A publication of the Archaeological Institute of America
In search of history's greatest rulers
By JARRETT A. LOBELL and ERIC A. POWELL
Tuesday, July 16, 2013
The improbable discovery last year of Richard III’s skeleton under a parking lot in Leicester, England, is a reminder that while some burials of great historical figures are lost to posterity, careful archaeological sleuthing could still bring them to light. The debate over where to rebury the notorious English king illustrates how important finding the physical remains of these lost rulers can be. And study of Richard III’s remains promises to add to our understanding of both the man himself and the time he lived in. Finding a ruler’s lost tomb may be the most romantic discovery possible in archaeology, but it can also be an opportunity to create a richer picture of ancient life.
Here are the stories behind the lost final resting places of seven great royal figures, which, if found, could give us exciting insights into our collective past. We’ve also added one burial to the list no archaeologist would ever seek out.
The First Vikings
Two remarkable ships may show that the Viking storm was brewing long before their assault on England and the continent
The first evidence of cooking pots in Japan, Indonesia’s earliest farmers, a 600-year-old Chinese coin found on a Kenyan island, and how El Niño plagued South America’s Moche people
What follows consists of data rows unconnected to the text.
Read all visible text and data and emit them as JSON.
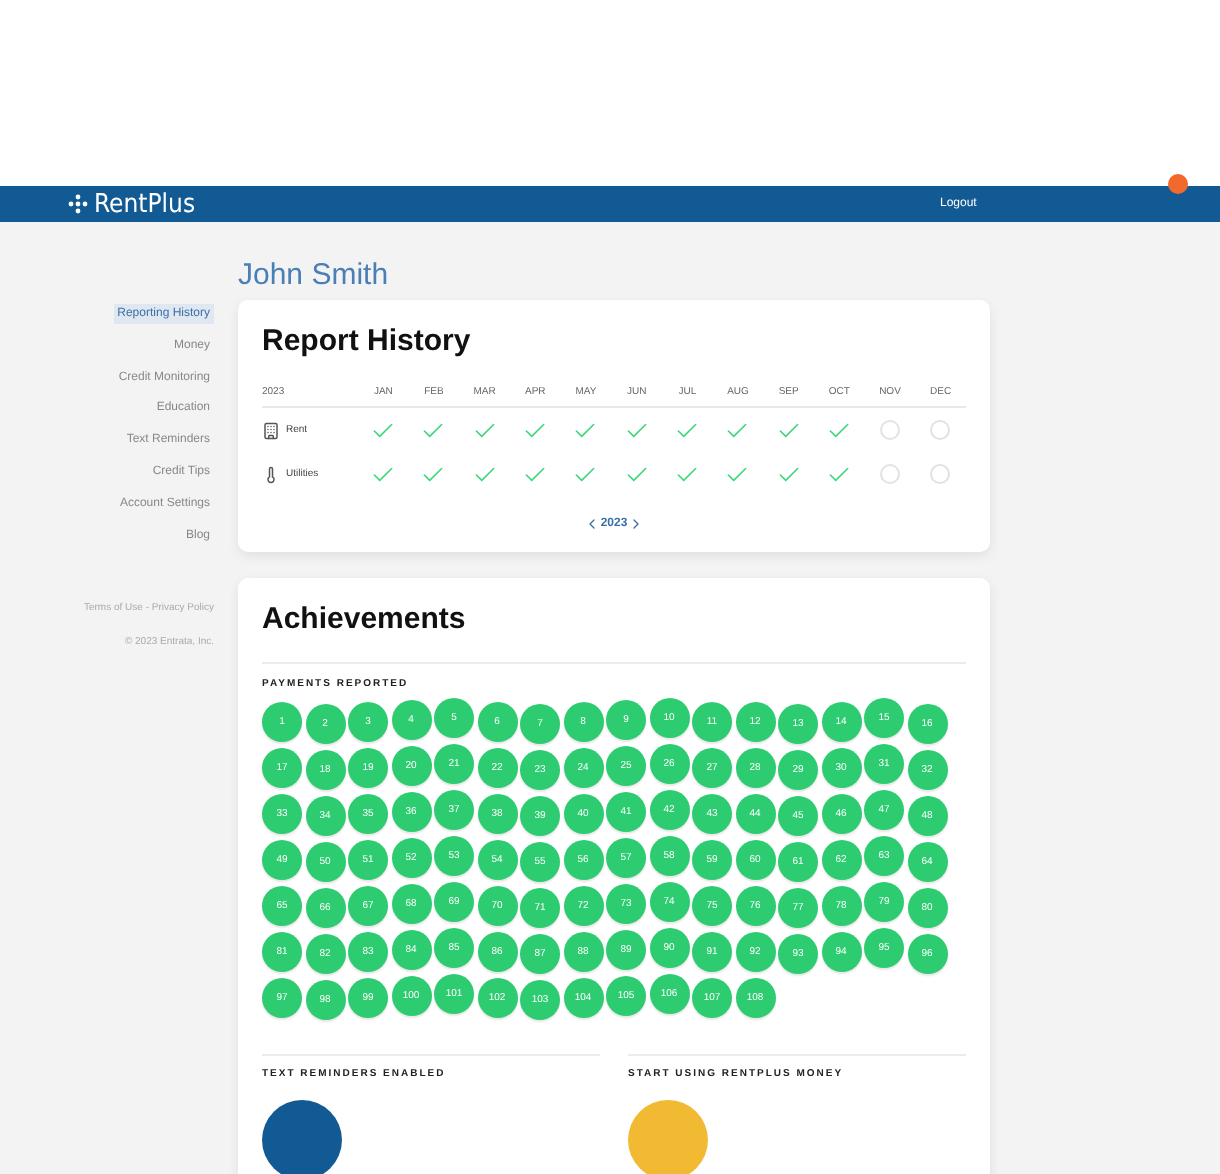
{
  "header": {
    "logo": "RentPlus",
    "logout": "Logout"
  },
  "sidebar": {
    "items": [
      {
        "label": "Reporting History",
        "selected": true
      },
      {
        "label": "Money",
        "selected": false
      },
      {
        "label": "Credit Monitoring",
        "selected": false
      },
      {
        "label": "Education",
        "selected": false
      },
      {
        "label": "Text Reminders",
        "selected": false
      },
      {
        "label": "Credit Tips",
        "selected": false
      },
      {
        "label": "Account Settings",
        "selected": false
      },
      {
        "label": "Blog",
        "selected": false
      }
    ],
    "footer_links": [
      "Terms of Use",
      "Privacy Policy"
    ],
    "footer_separator": "-",
    "copyright": "© 2023 Entrata, Inc."
  },
  "user_name": "John Smith",
  "report": {
    "title": "Report History",
    "year": "2023",
    "months": [
      "JAN",
      "FEB",
      "MAR",
      "APR",
      "MAY",
      "JUN",
      "JUL",
      "AUG",
      "SEP",
      "OCT",
      "NOV",
      "DEC"
    ],
    "rows": [
      {
        "label": "Rent",
        "kind": "building",
        "cells": [
          {
            "checked": true
          },
          {
            "checked": true
          },
          {
            "checked": true
          },
          {
            "checked": true
          },
          {
            "checked": true
          },
          {
            "checked": true
          },
          {
            "checked": true
          },
          {
            "checked": true
          },
          {
            "checked": true
          },
          {
            "checked": true
          },
          {
            "checked": false
          },
          {
            "checked": false
          }
        ]
      },
      {
        "label": "Utilities",
        "kind": "thermometer",
        "cells": [
          {
            "checked": true
          },
          {
            "checked": true
          },
          {
            "checked": true
          },
          {
            "checked": true
          },
          {
            "checked": true
          },
          {
            "checked": true
          },
          {
            "checked": true
          },
          {
            "checked": true
          },
          {
            "checked": true
          },
          {
            "checked": true
          },
          {
            "checked": false
          },
          {
            "checked": false
          }
        ]
      }
    ],
    "pager": "2023"
  },
  "achievements": {
    "title": "Achievements",
    "payments_heading": "PAYMENTS REPORTED",
    "badges": [
      "1",
      "2",
      "3",
      "4",
      "5",
      "6",
      "7",
      "8",
      "9",
      "10",
      "11",
      "12",
      "13",
      "14",
      "15",
      "16",
      "17",
      "18",
      "19",
      "20",
      "21",
      "22",
      "23",
      "24",
      "25",
      "26",
      "27",
      "28",
      "29",
      "30",
      "31",
      "32",
      "33",
      "34",
      "35",
      "36",
      "37",
      "38",
      "39",
      "40",
      "41",
      "42",
      "43",
      "44",
      "45",
      "46",
      "47",
      "48",
      "49",
      "50",
      "51",
      "52",
      "53",
      "54",
      "55",
      "56",
      "57",
      "58",
      "59",
      "60",
      "61",
      "62",
      "63",
      "64",
      "65",
      "66",
      "67",
      "68",
      "69",
      "70",
      "71",
      "72",
      "73",
      "74",
      "75",
      "76",
      "77",
      "78",
      "79",
      "80",
      "81",
      "82",
      "83",
      "84",
      "85",
      "86",
      "87",
      "88",
      "89",
      "90",
      "91",
      "92",
      "93",
      "94",
      "95",
      "96",
      "97",
      "98",
      "99",
      "100",
      "101",
      "102",
      "103",
      "104",
      "105",
      "106",
      "107",
      "108"
    ],
    "sections": [
      {
        "title": "TEXT REMINDERS ENABLED",
        "color": "#125a94"
      },
      {
        "title": "START USING RENTPLUS MONEY",
        "color": "#f2b933"
      }
    ]
  }
}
A 13th-century limestone sundial is one of the earliest timekeeping devices discovered in Egypt